**Exercise objective**
Retype each line below precisely.
>>>
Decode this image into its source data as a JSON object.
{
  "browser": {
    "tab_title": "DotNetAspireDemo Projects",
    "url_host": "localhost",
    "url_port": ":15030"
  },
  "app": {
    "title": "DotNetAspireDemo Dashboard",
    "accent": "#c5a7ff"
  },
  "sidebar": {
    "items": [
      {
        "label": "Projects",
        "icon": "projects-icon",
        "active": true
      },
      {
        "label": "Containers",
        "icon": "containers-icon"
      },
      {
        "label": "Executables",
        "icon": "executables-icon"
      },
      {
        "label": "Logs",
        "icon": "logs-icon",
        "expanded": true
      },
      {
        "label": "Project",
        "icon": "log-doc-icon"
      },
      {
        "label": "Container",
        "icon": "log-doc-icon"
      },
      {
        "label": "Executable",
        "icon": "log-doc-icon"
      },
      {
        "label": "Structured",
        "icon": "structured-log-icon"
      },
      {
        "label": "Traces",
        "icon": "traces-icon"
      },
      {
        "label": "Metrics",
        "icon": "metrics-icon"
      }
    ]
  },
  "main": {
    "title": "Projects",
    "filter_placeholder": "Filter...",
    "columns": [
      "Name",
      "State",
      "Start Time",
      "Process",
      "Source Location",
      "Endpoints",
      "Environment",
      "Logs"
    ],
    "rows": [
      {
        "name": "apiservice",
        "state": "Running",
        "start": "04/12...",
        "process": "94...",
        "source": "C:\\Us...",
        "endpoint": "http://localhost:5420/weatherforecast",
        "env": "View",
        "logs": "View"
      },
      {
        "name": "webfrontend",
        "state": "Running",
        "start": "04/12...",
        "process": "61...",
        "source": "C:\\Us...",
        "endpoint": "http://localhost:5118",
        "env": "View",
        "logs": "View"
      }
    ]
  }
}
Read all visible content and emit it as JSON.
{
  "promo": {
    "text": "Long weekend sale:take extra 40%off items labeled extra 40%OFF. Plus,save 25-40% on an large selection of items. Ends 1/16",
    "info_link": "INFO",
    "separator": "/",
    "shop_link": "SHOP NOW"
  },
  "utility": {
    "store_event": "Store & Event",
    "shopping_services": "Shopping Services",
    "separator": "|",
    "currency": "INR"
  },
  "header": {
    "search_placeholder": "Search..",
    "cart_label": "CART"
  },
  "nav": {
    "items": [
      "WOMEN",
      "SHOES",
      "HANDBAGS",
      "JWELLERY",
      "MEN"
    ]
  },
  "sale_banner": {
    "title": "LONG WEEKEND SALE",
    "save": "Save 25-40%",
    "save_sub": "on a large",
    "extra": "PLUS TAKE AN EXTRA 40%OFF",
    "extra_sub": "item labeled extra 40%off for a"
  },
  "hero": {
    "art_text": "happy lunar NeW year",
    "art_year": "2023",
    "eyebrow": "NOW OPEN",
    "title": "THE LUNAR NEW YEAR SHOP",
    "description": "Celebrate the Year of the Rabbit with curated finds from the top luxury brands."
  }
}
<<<
**Solution to the problem**
Decode this image into its source data as a JSON object.
{
  "browser": {
    "tab_title": "DotNetAspireDemo Projects",
    "url_host": "localhost",
    "url_port": ":15030"
  },
  "app": {
    "title": "DotNetAspireDemo Dashboard",
    "accent": "#c5a7ff"
  },
  "sidebar": {
    "items": [
      {
        "label": "Projects",
        "icon": "projects-icon",
        "active": true
      },
      {
        "label": "Containers",
        "icon": "containers-icon"
      },
      {
        "label": "Executables",
        "icon": "executables-icon"
      },
      {
        "label": "Logs",
        "icon": "logs-icon",
        "expanded": true
      },
      {
        "label": "Project",
        "icon": "log-doc-icon"
      },
      {
        "label": "Container",
        "icon": "log-doc-icon"
      },
      {
        "label": "Executable",
        "icon": "log-doc-icon"
      },
      {
        "label": "Structured",
        "icon": "structured-log-icon"
      },
      {
        "label": "Traces",
        "icon": "traces-icon"
      },
      {
        "label": "Metrics",
        "icon": "metrics-icon"
      }
    ]
  },
  "main": {
    "title": "Projects",
    "filter_placeholder": "Filter...",
    "columns": [
      "Name",
      "State",
      "Start Time",
      "Process",
      "Source Location",
      "Endpoints",
      "Environment",
      "Logs"
    ],
    "rows": [
      {
        "name": "apiservice",
        "state": "Running",
        "start": "04/12...",
        "process": "94...",
        "source": "C:\\Us...",
        "endpoint": "http://localhost:5420/weatherforecast",
        "env": "View",
        "logs": "View"
      },
      {
        "name": "webfrontend",
        "state": "Running",
        "start": "04/12...",
        "process": "61...",
        "source": "C:\\Us...",
        "endpoint": "http://localhost:5118",
        "env": "View",
        "logs": "View"
      }
    ]
  }
}
Read all visible content and emit it as JSON.
{
  "promo": {
    "text": "Long weekend sale:take extra 40%off items labeled extra 40%OFF. Plus,save 25-40% on an large selection of items. Ends 1/16",
    "info_link": "INFO",
    "separator": "/",
    "shop_link": "SHOP NOW"
  },
  "utility": {
    "store_event": "Store & Event",
    "shopping_services": "Shopping Services",
    "separator": "|",
    "currency": "INR"
  },
  "header": {
    "search_placeholder": "Search..",
    "cart_label": "CART"
  },
  "nav": {
    "items": [
      "WOMEN",
      "SHOES",
      "HANDBAGS",
      "JWELLERY",
      "MEN"
    ]
  },
  "sale_banner": {
    "title": "LONG WEEKEND SALE",
    "save": "Save 25-40%",
    "save_sub": "on a large",
    "extra": "PLUS TAKE AN EXTRA 40%OFF",
    "extra_sub": "item labeled extra 40%off for a"
  },
  "hero": {
    "art_text": "happy lunar NeW year",
    "art_year": "2023",
    "eyebrow": "NOW OPEN",
    "title": "THE LUNAR NEW YEAR SHOP",
    "description": "Celebrate the Year of the Rabbit with curated finds from the top luxury brands."
  }
}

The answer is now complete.